The expression of the chemokine receptor CCR5 in tick-borne encephalitis

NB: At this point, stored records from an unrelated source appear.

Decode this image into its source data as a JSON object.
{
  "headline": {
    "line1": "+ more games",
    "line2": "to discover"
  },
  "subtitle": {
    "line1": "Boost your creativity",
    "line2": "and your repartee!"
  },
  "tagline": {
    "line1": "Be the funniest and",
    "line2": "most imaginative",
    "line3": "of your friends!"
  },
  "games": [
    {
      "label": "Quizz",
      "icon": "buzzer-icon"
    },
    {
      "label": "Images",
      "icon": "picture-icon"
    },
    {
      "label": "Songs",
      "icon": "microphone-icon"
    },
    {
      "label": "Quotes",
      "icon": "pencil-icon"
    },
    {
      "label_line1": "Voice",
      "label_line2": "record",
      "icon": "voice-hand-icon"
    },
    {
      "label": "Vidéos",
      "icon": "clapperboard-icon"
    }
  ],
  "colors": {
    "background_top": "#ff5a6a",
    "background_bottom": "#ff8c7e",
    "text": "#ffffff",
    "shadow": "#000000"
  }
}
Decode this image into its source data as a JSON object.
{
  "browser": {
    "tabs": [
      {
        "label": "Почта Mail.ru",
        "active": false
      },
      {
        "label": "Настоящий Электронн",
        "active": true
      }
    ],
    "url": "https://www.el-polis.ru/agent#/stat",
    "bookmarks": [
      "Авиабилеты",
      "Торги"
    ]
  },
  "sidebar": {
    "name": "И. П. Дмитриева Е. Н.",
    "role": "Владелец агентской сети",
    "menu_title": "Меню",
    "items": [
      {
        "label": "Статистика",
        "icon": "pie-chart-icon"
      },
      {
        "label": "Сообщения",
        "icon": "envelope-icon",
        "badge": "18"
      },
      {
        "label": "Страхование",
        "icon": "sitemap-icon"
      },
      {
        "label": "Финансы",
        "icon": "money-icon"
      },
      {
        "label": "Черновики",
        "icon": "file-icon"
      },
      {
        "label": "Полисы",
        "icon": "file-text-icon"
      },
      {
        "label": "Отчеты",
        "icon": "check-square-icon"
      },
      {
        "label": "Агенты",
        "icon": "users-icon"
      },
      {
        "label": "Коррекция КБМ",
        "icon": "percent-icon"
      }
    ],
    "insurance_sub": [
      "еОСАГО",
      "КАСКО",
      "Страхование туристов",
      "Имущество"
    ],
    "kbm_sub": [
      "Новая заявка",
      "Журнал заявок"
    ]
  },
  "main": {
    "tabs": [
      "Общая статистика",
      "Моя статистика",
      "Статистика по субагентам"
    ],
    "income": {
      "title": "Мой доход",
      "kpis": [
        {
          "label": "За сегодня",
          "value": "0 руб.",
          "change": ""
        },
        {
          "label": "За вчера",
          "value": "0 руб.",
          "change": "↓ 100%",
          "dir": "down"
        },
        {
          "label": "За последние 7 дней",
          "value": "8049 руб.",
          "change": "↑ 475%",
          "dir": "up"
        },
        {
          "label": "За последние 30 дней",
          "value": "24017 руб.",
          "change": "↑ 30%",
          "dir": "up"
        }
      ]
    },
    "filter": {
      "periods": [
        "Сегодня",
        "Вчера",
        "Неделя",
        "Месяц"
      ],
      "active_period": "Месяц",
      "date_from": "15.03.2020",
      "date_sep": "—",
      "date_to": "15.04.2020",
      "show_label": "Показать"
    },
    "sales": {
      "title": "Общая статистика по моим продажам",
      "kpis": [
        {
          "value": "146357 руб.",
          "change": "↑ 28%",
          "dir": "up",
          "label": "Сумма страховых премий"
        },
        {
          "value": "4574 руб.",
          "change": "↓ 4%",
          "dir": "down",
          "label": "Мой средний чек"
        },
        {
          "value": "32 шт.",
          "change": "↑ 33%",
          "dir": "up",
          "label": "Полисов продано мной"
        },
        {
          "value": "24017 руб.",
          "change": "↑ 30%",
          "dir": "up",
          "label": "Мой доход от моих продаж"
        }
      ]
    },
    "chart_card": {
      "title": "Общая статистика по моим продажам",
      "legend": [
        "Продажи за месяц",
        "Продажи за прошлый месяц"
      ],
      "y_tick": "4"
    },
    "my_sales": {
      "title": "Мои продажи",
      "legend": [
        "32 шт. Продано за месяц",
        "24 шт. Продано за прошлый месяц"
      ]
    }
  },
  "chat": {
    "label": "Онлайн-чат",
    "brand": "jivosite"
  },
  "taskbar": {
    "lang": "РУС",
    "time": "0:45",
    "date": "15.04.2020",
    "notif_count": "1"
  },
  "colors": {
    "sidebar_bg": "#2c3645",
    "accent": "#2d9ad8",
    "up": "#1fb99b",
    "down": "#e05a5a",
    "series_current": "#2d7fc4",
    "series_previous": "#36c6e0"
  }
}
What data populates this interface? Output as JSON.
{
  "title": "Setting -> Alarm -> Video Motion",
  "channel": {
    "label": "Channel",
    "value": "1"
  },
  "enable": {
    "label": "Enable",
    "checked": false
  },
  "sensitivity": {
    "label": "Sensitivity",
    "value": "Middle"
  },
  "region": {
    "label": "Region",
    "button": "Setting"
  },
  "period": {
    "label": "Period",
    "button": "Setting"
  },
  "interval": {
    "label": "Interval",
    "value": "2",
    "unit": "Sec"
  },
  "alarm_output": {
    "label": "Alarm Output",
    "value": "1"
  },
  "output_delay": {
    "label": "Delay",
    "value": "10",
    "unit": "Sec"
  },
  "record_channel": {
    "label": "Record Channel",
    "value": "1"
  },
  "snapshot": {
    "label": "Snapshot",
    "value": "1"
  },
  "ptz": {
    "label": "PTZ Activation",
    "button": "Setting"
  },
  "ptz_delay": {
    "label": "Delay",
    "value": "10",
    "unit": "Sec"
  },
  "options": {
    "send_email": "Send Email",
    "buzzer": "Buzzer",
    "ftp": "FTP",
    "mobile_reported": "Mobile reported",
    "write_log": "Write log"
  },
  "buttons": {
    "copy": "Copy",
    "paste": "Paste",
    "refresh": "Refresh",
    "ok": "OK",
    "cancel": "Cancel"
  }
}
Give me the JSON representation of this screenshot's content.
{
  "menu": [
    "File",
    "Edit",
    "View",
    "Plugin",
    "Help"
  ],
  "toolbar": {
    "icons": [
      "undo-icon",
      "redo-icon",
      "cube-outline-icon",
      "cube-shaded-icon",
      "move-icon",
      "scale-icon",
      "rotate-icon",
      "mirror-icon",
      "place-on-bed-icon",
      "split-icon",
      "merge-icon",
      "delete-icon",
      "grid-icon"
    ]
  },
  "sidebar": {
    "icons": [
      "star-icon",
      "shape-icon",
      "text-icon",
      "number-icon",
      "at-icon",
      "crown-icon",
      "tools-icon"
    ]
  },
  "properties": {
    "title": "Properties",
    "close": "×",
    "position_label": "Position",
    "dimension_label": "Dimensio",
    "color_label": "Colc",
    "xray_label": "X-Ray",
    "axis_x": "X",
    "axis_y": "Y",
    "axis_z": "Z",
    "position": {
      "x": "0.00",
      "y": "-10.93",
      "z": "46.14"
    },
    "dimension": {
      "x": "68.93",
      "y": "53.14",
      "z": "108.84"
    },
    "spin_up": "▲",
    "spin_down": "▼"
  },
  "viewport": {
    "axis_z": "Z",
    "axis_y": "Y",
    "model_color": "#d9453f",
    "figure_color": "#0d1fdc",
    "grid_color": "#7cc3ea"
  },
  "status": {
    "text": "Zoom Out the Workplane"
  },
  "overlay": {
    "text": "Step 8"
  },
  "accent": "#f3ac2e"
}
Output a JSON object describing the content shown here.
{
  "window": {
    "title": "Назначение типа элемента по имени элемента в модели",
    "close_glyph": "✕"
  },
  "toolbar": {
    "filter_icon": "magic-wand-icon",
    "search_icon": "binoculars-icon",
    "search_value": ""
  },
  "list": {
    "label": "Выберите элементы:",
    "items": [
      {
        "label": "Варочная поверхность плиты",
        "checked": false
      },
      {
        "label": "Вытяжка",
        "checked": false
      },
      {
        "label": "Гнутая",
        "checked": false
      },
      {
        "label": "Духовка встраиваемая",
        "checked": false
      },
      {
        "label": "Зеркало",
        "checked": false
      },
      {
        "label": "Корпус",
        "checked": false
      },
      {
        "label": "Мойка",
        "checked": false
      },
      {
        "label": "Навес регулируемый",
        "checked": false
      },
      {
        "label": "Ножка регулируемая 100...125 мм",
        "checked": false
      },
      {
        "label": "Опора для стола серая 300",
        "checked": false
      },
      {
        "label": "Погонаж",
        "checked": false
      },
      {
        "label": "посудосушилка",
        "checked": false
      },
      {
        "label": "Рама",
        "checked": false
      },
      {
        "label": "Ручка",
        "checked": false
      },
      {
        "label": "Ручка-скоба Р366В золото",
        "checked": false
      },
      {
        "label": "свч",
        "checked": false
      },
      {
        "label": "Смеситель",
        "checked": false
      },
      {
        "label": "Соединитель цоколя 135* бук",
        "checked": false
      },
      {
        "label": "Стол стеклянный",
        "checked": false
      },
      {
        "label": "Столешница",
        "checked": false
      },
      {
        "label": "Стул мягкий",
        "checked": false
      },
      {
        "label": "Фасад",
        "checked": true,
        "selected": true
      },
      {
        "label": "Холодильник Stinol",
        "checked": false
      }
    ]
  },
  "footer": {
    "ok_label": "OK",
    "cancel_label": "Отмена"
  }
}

HIV-1 transmission and disease progression is, in general, characterized by initial predominance of macrophage tropic, non-syncytium-inducing strains followed by a switch to T-cell tropic, syncytium-inducing strains. Using sensitive, quantitative kinetic RT-PCR, we examined cytokine regulation of tropism-specific HIV-1 coreceptor expression in PBMCs from HIV-1-seronegative individuals. Proinflammatory (TNF-alpha and IL-12) and type 1 cytokines (IFN-gamma and IL-2) significantly upregulated CCR5 (wt allele) mRNA expression in CCR5 homozygous wild-type (wt/wt) and heterozygous individuals (wt/del) (P < 0.02). CCR5 (wt) mRNA expression in unstimulated PBMCs was significantly increased in wt/wt individuals compared to that of wt/del individuals (P < 0.01). In wt/del individuals, del CCR5 mRNA was expressed at 10-fold greater levels than wt CCR5 mRNA in unstimulated PBMCs from the same individual. Flow cytometry confirmed that upregulated CCR5 mRNA following type 1 cytokine stimulation leads to increased cell surface expression of CCR5 protein. The type 2 cytokine IL-10 downregulated both CCR5 mRNA and protein expression in wt/wt and wt/del individuals. Proinflammatory, type 1, and type 2 cytokines significantly increased CXCR4 mRNA expression in wt/wt, wt/del, and del/del CCR5 genotypes (P < 0.02). These results suggest that changes in the cytokine milieu influence chemokine receptor expression and may explain emergence of tropism-specific strains facilitating HIV transmission and disease progression.